If the “enemies list” of people who will be hurt by the Republican tax bill gets mad and “woke” enough to overcome GOP gerrymandering and vote suppression next November, and Democrats regain the majority in Congress, I am fine with Bernie or Jon Tester or Heidi Heitkamp or Claire McCaskill writing “Medicare for all” on a cocktail napkin and having that become the law of the land. Mitch McConnell’s flouting of “regular order” and the sight of a Senate bill with X-ed out pages and jotted corrections in the margin is abusive and undignified and regrettable and infuriating–but mainly because the substance of the bill is an attack on the social contract between generations. Fixating on process “violations” won’t win over very many “forgotten men and women” who voted for Obama as well as Trump. Democrats can and should focus on the bad effects, the bad substance, the uncertainty and insecurity and unwelcome changes the bill imposes on many millions of voters. Jon Tester’s video was great, but the big story is the heavier burdens being laid on middle-income American voters. I believe that is the winning message. Substantive injustice is the big issue, procedural issues are an irritant but a side issue.
Shall we skip all the fake news and go straight to the Senate healthcare–and-by-the-way-big-tax-cut–bill? Will Trump sign this bill, even though it is probably just as “mean” as Paul Ryan’s House bill?
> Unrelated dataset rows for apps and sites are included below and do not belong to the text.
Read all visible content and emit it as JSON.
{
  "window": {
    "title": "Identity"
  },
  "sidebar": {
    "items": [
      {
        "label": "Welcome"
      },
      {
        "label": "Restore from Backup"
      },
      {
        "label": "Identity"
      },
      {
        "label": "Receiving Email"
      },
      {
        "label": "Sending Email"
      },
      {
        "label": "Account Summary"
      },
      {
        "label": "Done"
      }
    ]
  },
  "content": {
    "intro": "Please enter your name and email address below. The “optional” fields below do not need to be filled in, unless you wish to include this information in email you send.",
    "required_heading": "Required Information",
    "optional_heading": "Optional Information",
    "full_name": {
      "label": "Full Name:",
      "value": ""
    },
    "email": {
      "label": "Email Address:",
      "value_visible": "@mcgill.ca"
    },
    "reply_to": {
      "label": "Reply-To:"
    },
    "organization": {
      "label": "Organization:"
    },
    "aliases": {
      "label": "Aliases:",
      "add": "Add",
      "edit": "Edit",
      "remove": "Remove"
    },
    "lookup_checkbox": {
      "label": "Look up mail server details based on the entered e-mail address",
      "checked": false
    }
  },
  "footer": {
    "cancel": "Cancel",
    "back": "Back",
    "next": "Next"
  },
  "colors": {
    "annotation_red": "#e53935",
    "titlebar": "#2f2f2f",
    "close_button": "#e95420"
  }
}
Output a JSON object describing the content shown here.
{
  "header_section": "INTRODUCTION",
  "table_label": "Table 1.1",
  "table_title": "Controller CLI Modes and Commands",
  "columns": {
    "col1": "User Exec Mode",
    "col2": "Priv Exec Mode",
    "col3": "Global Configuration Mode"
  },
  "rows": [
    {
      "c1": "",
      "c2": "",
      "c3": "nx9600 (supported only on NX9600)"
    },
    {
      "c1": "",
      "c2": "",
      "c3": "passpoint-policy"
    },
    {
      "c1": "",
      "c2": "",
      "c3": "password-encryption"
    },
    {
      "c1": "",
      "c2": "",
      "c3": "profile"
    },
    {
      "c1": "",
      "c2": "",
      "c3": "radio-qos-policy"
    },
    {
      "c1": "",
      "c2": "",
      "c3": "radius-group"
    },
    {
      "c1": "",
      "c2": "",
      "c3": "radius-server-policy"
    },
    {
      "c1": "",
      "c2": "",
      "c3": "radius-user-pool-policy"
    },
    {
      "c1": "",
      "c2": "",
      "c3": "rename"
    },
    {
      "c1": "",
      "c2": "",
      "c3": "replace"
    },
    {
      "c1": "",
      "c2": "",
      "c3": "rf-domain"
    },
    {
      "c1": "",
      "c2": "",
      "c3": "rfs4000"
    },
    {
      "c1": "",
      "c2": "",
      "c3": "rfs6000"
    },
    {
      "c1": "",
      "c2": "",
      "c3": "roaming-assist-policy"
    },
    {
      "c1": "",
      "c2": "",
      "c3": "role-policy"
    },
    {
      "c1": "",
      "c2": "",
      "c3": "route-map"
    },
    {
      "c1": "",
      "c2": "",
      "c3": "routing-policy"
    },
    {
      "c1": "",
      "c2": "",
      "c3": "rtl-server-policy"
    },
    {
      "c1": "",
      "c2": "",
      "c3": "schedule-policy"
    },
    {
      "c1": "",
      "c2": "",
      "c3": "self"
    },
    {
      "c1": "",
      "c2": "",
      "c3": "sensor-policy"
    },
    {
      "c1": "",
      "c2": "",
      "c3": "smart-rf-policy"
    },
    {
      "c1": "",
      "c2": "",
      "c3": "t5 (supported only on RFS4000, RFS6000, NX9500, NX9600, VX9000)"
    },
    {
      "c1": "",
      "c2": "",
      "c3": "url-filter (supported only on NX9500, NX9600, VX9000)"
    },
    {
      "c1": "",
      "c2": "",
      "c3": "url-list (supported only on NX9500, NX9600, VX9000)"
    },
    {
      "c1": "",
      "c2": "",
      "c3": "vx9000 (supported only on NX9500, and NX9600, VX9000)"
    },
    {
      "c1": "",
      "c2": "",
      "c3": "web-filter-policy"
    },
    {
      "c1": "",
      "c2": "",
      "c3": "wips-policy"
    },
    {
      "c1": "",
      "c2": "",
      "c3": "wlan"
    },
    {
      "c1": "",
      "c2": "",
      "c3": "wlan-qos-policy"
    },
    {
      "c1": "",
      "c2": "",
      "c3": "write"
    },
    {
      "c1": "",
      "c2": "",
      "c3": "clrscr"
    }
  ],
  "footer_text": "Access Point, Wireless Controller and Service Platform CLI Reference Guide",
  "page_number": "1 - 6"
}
Trump managed to appeal in 2016 to both the pro-oligarchy voters and the pro-ochlocracy (endless demands from the plebes) voters. Now he will have to choose. Master brander that he is, he will try to distract and evade blame no matter what, but the McConnellCare bill guts Medicaid in the name of freedom. The struggling Trump voters, and even relatively well-off Trump voters, who think Medicaid only benefits THOSE people are in for a surprise. Maybe not right away, McConnell is figuring not on his watch, but sooner than many voters think, they are going to find their parents kicked out of nursing homes and into their spare rooms, or worse. Will Trump realize before he signs a bill that presidents do get blamed for the consequences of their actions? (Not to mention stuff that they really shouldn’t get blamed for.)
Republicans have persuaded millions of fairly prosperous but more-insecure-than-they-may-know voters that the real governmental problem is “ochlocracy,” or never-ending-demands from the masses of “other” and undeserving people. In fact, the US stands alone among advanced economies in its stingy-and-inefficient-at-the-same-time healthcare system. A universal risk pool could really cut down on overhead costs, but we just aren’t ready to go there yet. Obamacare took several right-of-center (Heritage Foundation before Jim DeMint) ideas and some technocratic ideas and made giant steps toward access to health care, but did not create a robust public option, let alone move toward a Medicare-for-all system. Now the Republicans are on the verge of a huge cutback of healthcare access, and at the same time a huge tax cut for the wealthy.
If you believe we do not have enough inequality of wealth and opportunity, McConnell and Ryan are your guys. If you thought Trump would usher in a golden age of terrific healthcare for everybody, you may be out of luck. Ciao ciao sayonara ochlocracy, hello even-more-rock-solid oligarchy. And Mr. Trump, will he be blamed? I thought he was toast when he disrespected POW John McCain, so what do I know? Prince Harry may say nobody wants to be king, but he doesn’t know our Trump.